### AIM OF THE EXERCISE
Find the lines below that contain the word "this" and count them. Only the number should be given.

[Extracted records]
____________
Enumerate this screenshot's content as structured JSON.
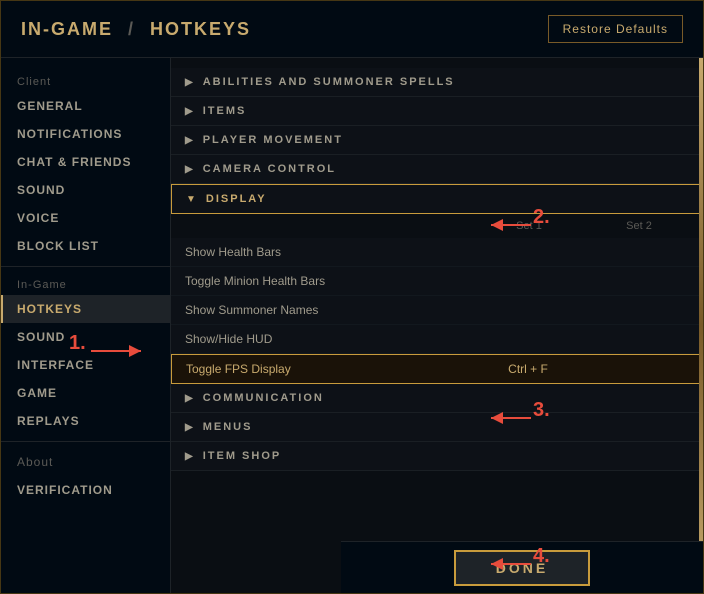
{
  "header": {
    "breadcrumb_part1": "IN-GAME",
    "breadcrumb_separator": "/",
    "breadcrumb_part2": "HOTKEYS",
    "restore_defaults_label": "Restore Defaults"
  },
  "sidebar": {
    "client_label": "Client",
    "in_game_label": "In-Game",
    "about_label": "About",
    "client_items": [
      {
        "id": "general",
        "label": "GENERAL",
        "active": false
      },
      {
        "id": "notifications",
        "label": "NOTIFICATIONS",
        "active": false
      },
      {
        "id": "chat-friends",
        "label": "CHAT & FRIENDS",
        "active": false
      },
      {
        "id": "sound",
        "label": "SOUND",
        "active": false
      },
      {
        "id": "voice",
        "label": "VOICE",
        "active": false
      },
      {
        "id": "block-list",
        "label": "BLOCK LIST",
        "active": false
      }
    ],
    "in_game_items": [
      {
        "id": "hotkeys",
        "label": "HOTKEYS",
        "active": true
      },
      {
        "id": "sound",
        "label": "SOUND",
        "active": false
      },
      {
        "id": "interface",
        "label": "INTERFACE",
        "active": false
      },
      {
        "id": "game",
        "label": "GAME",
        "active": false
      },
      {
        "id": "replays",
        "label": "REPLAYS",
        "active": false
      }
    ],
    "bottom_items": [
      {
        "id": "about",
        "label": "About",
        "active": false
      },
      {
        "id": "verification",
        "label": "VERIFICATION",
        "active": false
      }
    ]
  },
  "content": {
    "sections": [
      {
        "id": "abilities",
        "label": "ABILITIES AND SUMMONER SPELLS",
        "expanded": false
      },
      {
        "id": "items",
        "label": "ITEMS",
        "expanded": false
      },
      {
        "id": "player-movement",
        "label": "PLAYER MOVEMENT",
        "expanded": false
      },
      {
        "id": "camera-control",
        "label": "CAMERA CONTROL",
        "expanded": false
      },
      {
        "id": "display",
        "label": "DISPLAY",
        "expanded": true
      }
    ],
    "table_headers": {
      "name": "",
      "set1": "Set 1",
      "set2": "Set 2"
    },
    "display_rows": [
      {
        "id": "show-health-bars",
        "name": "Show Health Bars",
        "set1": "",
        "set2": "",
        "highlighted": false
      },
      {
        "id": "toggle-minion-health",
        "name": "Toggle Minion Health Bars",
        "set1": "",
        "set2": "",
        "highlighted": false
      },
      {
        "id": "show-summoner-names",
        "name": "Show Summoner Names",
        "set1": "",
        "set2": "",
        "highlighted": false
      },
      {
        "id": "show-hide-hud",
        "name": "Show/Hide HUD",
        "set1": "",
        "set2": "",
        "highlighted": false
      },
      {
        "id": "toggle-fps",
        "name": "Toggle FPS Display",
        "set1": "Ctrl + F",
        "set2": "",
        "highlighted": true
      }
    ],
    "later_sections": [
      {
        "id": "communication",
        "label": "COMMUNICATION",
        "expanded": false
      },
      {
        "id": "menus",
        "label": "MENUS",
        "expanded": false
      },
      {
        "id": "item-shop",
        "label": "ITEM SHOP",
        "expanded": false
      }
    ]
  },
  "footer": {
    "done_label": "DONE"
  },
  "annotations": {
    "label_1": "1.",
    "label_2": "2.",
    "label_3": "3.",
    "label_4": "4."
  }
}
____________
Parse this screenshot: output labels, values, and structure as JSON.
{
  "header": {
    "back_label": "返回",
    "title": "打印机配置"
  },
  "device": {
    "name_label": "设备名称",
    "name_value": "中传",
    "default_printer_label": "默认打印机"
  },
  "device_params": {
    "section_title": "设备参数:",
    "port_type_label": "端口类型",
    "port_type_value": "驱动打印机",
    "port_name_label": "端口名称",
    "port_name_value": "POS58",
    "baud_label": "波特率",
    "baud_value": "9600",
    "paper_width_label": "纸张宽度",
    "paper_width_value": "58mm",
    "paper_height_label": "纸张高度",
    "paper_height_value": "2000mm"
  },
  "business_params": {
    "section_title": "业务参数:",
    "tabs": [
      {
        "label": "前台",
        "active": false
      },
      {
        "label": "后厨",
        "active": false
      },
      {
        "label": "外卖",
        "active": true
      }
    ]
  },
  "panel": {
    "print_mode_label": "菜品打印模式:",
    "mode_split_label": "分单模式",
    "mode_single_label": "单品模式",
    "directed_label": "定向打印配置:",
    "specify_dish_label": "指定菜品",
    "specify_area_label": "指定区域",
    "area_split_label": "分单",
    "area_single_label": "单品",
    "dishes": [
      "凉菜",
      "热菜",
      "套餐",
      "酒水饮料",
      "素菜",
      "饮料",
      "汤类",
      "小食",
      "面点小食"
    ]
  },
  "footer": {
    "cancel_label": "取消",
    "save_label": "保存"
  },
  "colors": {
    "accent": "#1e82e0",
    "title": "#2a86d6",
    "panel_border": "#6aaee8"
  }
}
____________
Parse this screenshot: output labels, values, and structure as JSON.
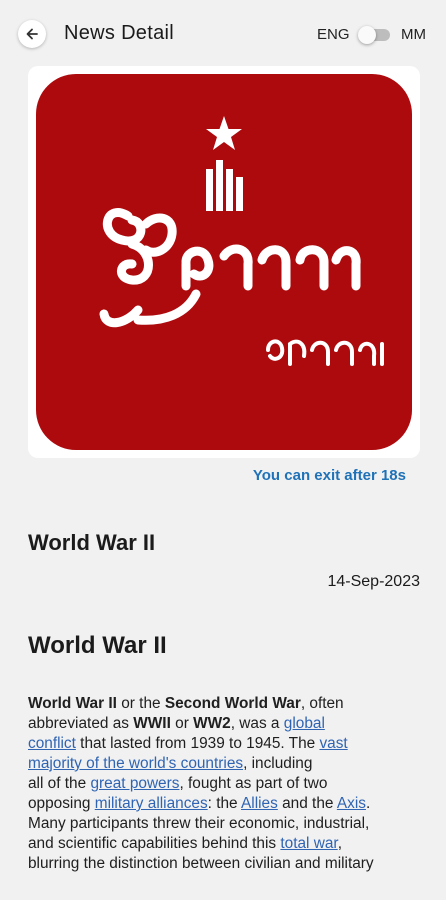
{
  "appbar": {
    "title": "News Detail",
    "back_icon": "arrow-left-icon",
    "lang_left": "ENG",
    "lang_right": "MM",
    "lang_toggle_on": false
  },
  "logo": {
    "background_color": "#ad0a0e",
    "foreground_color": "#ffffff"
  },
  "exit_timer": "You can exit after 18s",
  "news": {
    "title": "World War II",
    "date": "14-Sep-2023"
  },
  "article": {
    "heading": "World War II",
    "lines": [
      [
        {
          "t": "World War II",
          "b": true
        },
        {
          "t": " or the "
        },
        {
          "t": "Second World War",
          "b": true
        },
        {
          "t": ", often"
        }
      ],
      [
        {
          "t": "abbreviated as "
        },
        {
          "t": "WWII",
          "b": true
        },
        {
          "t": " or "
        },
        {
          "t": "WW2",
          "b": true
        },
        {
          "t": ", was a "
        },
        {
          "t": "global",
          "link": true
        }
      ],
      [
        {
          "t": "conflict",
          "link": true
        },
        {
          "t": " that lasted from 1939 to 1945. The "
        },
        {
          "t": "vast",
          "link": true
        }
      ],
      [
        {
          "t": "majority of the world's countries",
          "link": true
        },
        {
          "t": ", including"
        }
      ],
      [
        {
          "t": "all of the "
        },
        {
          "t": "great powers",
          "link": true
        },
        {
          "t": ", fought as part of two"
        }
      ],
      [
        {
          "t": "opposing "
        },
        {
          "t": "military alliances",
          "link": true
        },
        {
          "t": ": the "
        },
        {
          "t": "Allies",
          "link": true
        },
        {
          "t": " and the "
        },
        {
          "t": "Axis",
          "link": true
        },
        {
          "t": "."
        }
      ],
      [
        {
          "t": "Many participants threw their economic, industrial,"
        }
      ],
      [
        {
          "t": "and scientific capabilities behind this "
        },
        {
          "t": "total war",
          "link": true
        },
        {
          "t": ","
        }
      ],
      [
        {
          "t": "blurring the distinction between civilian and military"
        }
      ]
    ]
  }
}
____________
### REPLY TO THE TASK
4